The retail prices of petrol and diesel may have risen for the tenth consecutive day on Tuesday, but the Centre has no plan to reduce the excise duties on the two auto fuels as it reckons that it can’t afford to miss the fiscal deficit target for the current financial year. “We already know that there will be a hit on current account. Knowing that we can’t disturb the fiscal deficit, we should rather be fiscally prudent,” a finance ministry official said.
Petrol and diesel prices touched fresh highs on Tuesday — Rs 79.31 and Rs 71.34/litre, respectively, in Delhi — as the rupee dipped to a record low of 71.54 against the US dollar, making imports costlier. Petrol price has risen by Rs 2.17 per litre since August 16 while diesel rates have climbed by Rs 2.62 — the biggest increase in rates witnessed in any fortnight since the launch of daily price revision in mid-June last year.
“Relentless rise in prices of petrol and diesel is not inevitable.

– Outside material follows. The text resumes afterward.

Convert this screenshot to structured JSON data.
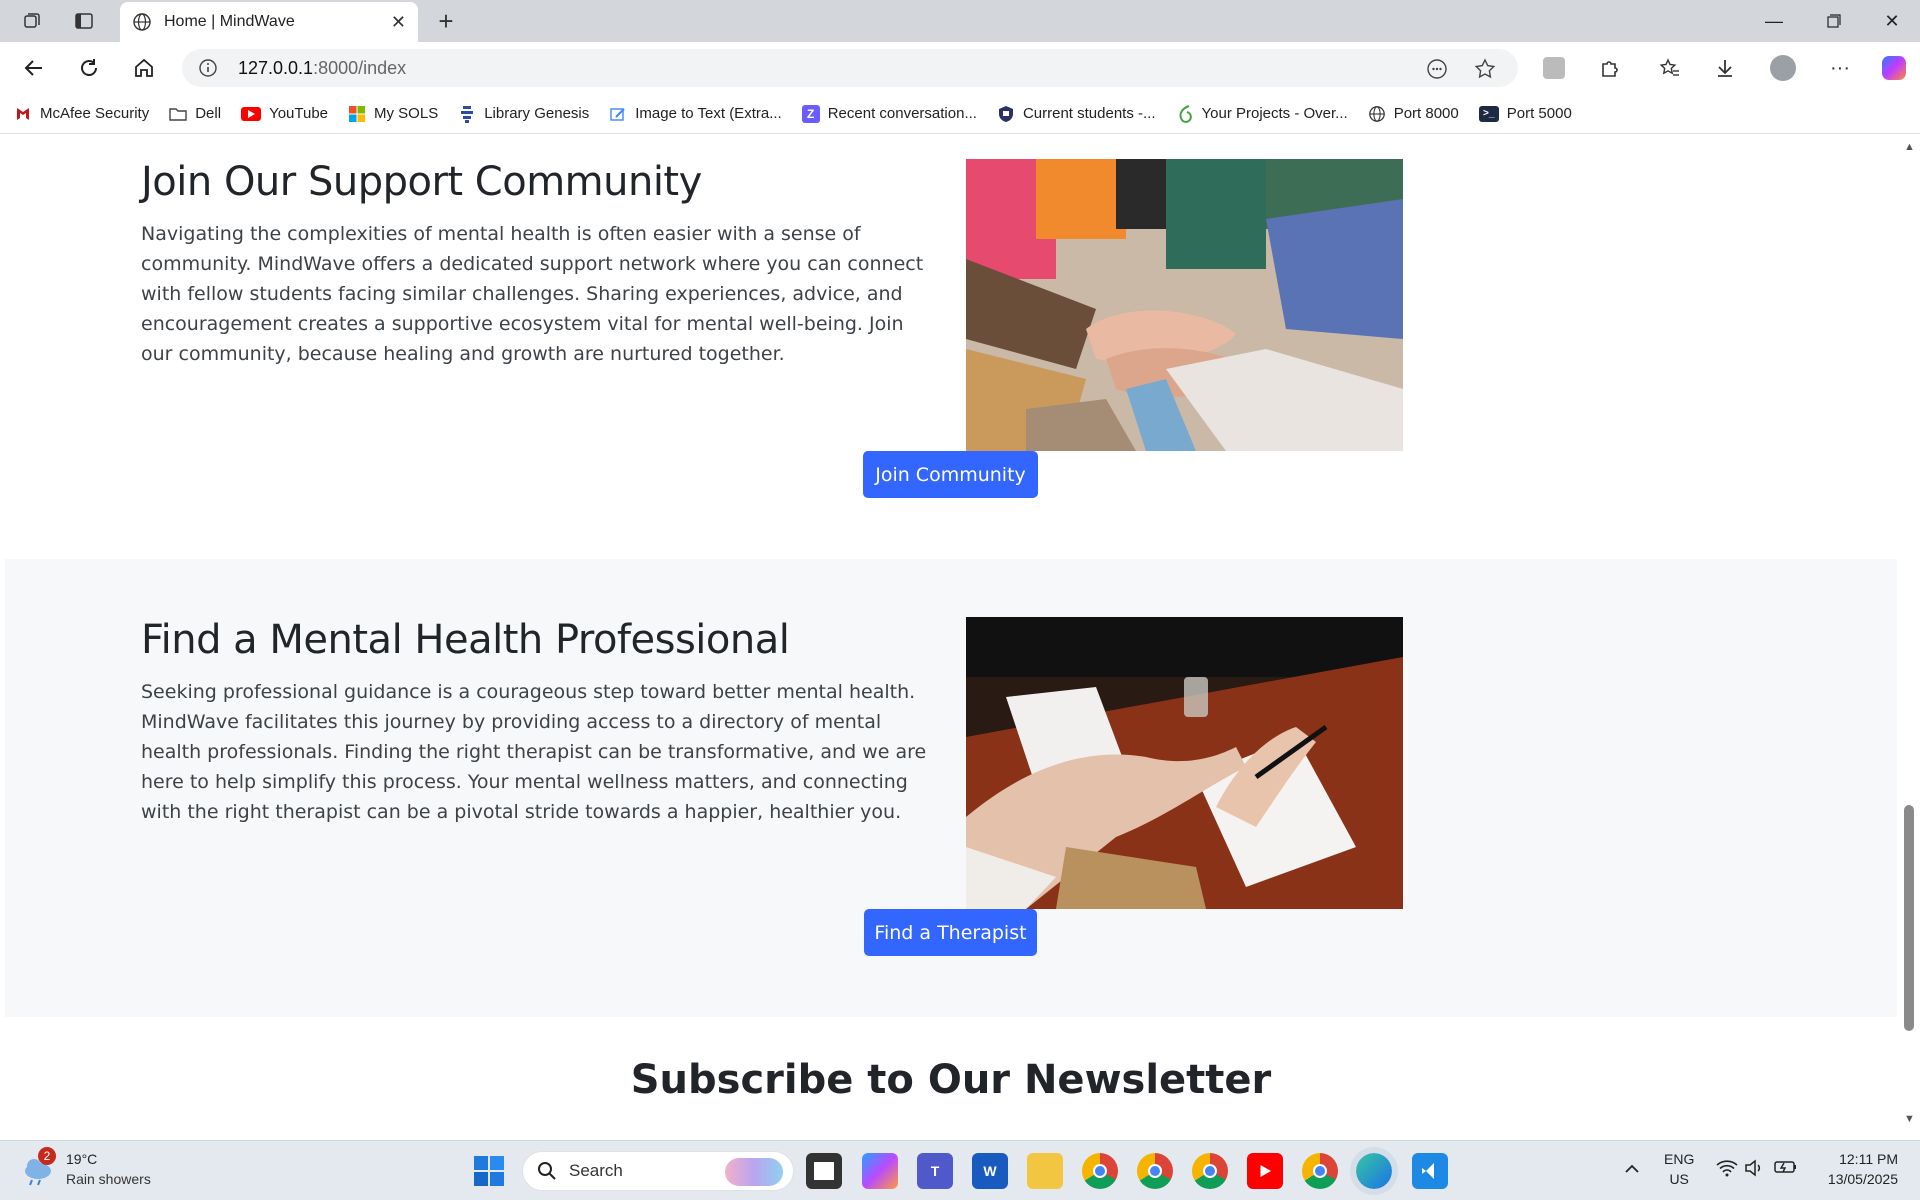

Because the price is built up by excessive taxes on petrol and diesel. If taxes are cut, prices will decline significantly,” former finance minister P Chidambaram had said on Twitter earlier in the day.
However, the finance ministry official quoted above added that there were are not many avenues for the government to cut expenditure in order to meet the FY19 fiscal deficit target of 3.3% of the gross domestic product.

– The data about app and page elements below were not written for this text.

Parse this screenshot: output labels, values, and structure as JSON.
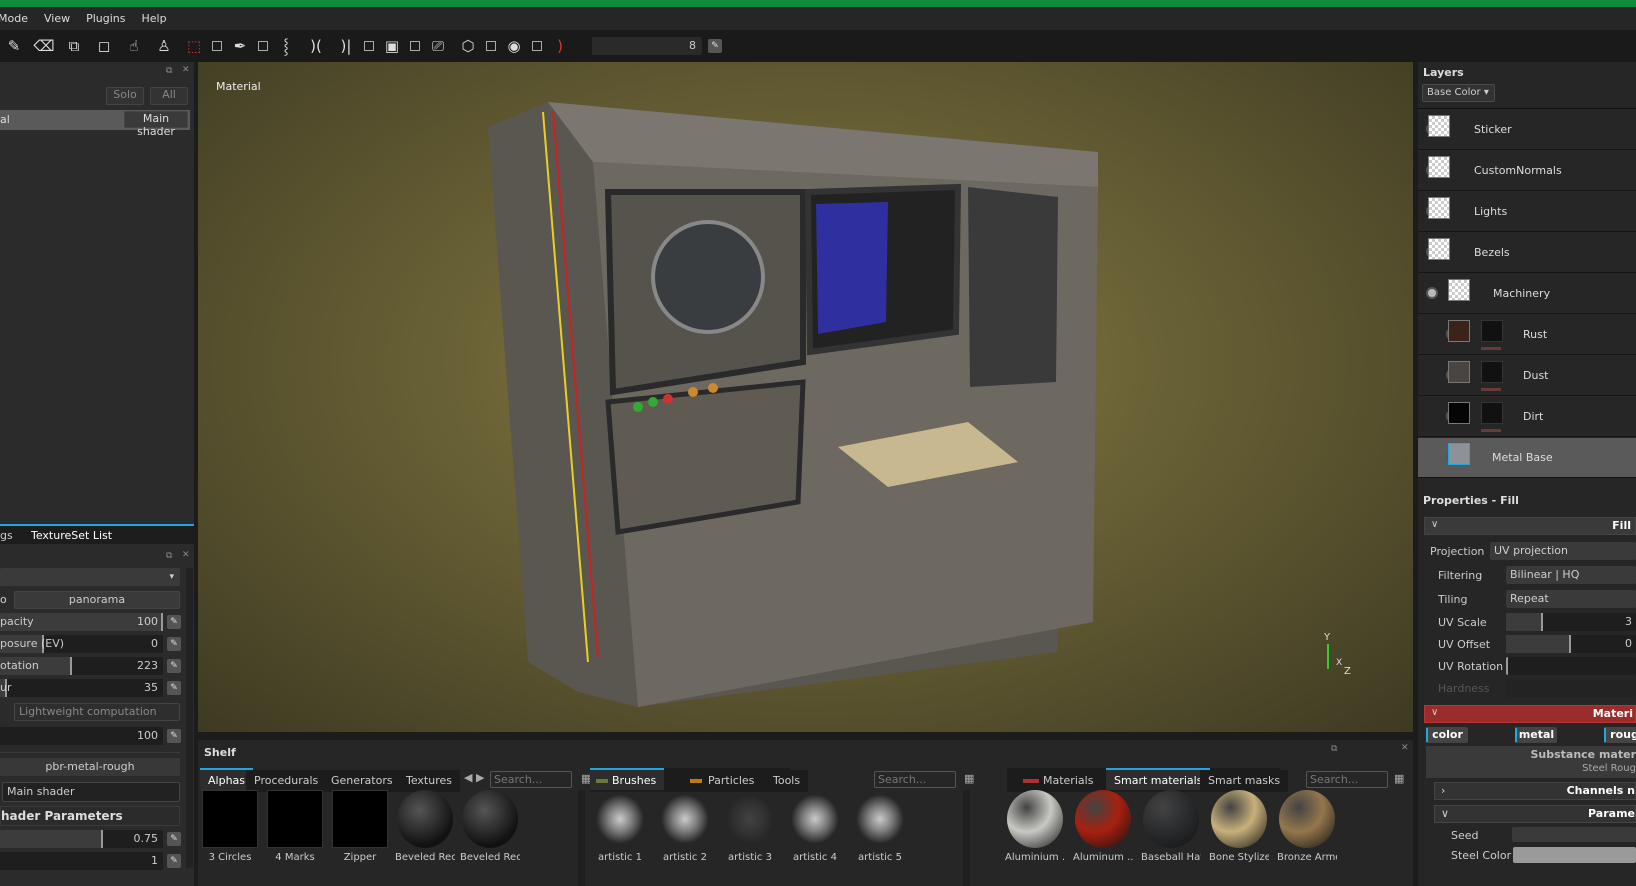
{
  "menu": [
    "Mode",
    "View",
    "Plugins",
    "Help"
  ],
  "toolbar": {
    "brush_size": "8"
  },
  "left_top": {
    "solo": "Solo",
    "all": "All",
    "row_label": "al",
    "shader": "Main shader"
  },
  "left_tabs": [
    "gs",
    "TextureSet List"
  ],
  "display": {
    "env_label": "o",
    "env_value": "panorama",
    "sliders": [
      {
        "label": "pacity",
        "value": "100",
        "pct": 100
      },
      {
        "label": "posure (EV)",
        "value": "0",
        "pct": 50
      },
      {
        "label": "otation",
        "value": "223",
        "pct": 42
      },
      {
        "label": "ur",
        "value": "35",
        "pct": 3
      }
    ],
    "computation": "Lightweight computation",
    "extra_value": "100",
    "shader_type": "pbr-metal-rough",
    "shader_name": "Main shader",
    "shader_params": "hader Parameters",
    "params": [
      {
        "value": "0.75",
        "pct": 60
      },
      {
        "value": "1",
        "pct": 0
      }
    ]
  },
  "viewport": {
    "label": "Material",
    "axes": {
      "y": "Y",
      "x": "X",
      "z": "Z"
    }
  },
  "layers": {
    "title": "Layers",
    "channel": "Base Color",
    "items": [
      {
        "name": "Sticker"
      },
      {
        "name": "CustomNormals"
      },
      {
        "name": "Lights"
      },
      {
        "name": "Bezels"
      },
      {
        "name": "Machinery"
      },
      {
        "name": "Rust"
      },
      {
        "name": "Dust"
      },
      {
        "name": "Dirt"
      },
      {
        "name": "Metal Base"
      }
    ]
  },
  "properties": {
    "title": "Properties - Fill",
    "fill": "Fill",
    "rows": [
      {
        "label": "Projection",
        "value": "UV projection"
      },
      {
        "label": "Filtering",
        "value": "Bilinear | HQ"
      },
      {
        "label": "Tiling",
        "value": "Repeat"
      }
    ],
    "uv_scale": {
      "label": "UV Scale",
      "value": "3",
      "pct": 25
    },
    "uv_offset": {
      "label": "UV Offset",
      "value": "0",
      "pct": 50
    },
    "uv_rotation": {
      "label": "UV Rotation"
    },
    "hardness": "Hardness",
    "material": "Materi",
    "channels": [
      "color",
      "metal",
      "roug"
    ],
    "substance": "Substance mater",
    "steel": "Steel Roug",
    "channels_section": "Channels n",
    "params_section": "Parame",
    "seed": "Seed",
    "steel_color": "Steel Color"
  },
  "shelf": {
    "title": "Shelf",
    "tabs1": [
      "Alphas",
      "Procedurals",
      "Generators",
      "Textures"
    ],
    "search": "Search...",
    "items1": [
      "3 Circles",
      "4 Marks",
      "Zipper",
      "Beveled Rec...",
      "Beveled Rec..."
    ],
    "tabs2": [
      "Brushes",
      "Particles",
      "Tools"
    ],
    "items2": [
      "artistic 1",
      "artistic 2",
      "artistic 3",
      "artistic 4",
      "artistic 5"
    ],
    "tabs3": [
      "Materials",
      "Smart materials",
      "Smart masks"
    ],
    "items3": [
      {
        "name": "Aluminium ...",
        "color": "#c8c8c4"
      },
      {
        "name": "Aluminum ...",
        "color": "#a82010"
      },
      {
        "name": "Baseball Hat...",
        "color": "#2a2c2e"
      },
      {
        "name": "Bone Stylized",
        "color": "#c8b07a"
      },
      {
        "name": "Bronze Armor",
        "color": "#94774c"
      }
    ]
  }
}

Putting a lid on spending, he said, could hit various schemes like Ayushman Bharat under which 10 crore families are to be given Rs 5 lakh health insurance cover.
A fiscal slippage would put further pressure on borrowing costs of the Centre as well as states, outweighing the benefits, the official said. The yield on 10-year G-secs has shot up by over 20% in the past one year alone due to rising overall pubic sector borrowings.

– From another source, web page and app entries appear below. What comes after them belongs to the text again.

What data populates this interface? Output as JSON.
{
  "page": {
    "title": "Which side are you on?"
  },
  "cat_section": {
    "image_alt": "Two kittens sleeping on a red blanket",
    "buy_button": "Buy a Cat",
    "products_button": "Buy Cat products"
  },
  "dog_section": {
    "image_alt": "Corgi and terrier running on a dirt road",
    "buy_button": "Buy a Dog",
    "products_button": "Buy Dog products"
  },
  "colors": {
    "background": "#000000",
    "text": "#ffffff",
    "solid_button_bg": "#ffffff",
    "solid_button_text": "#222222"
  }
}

Both the Centre and states collect huge amounts as taxes from petroleum items. While the Centre collected `2.84 lakh crore from assorted taxes on the crude oil and petroleum products in FY18, 80% of it came from the excise duties on petrol and diesel alone. Through their taxes (VAT/sales tax/octroi, etc), state governments collected another `2.09 lakh crore from petroleum products in FY18.
Taxes are around 100% of the ‘base price’ of petrol or half its retail price.
While central excise duties (specific levies) remained static at `19.48 per litre on petrol and `15.33 per litre on diesel since October last year when these taxes were cut by `2 per litre, the state-level taxes have moved in tune with the fuels’ price increases. The state governments gain when prices soar thanks to the ad valorem value-added tax (VAT), sales tax and additional cesses/surcharges levied by them on these fuels. Of course, over 60% of the tax component in retail prices of auto fuels are due to the central levies.
Last week, credit rating agency Moody’s Investors Service said there are risks of India breaching the 3.3% fiscal deficit target for the current financial year, as higher oil prices will add to short-term fiscal pressures. The country’s current account deficit, it had said, would would not jeopardise India’s external position, and the gap would remain significantly narrower than five years ago. Also driven by higher oil prices and robust non-oil import demand, Moody’s expects India’s CAD to widen to 2.5% of GDP in FY19 from 1.9% in FY18.
India’s oil marketing companies revise retail prices of auto fuels on the basis of shat is called trade parity pricing, where (notional) import prices of these items are a vital determinant.
The global oil prices have risen around 10% in the last two weeks on the back of declining inventories and Iranian exports due to US sanctions. According to a report by Icra, while China and the EU intend to continue imports from Iran, banking channels and re-insurers are increasingly shying away, leading to a sharp cut in purchases. “Accordingly, Iran’s exports are estimated to have fallen by 0.6 million barrels per day (mbd) in August from 2.3 mbd in July. Consequently, the oil markets seem to be progressively pricing in expectations that the US administration would probably not grant waivers this time as it did during the earlier sanctions,” noted the report.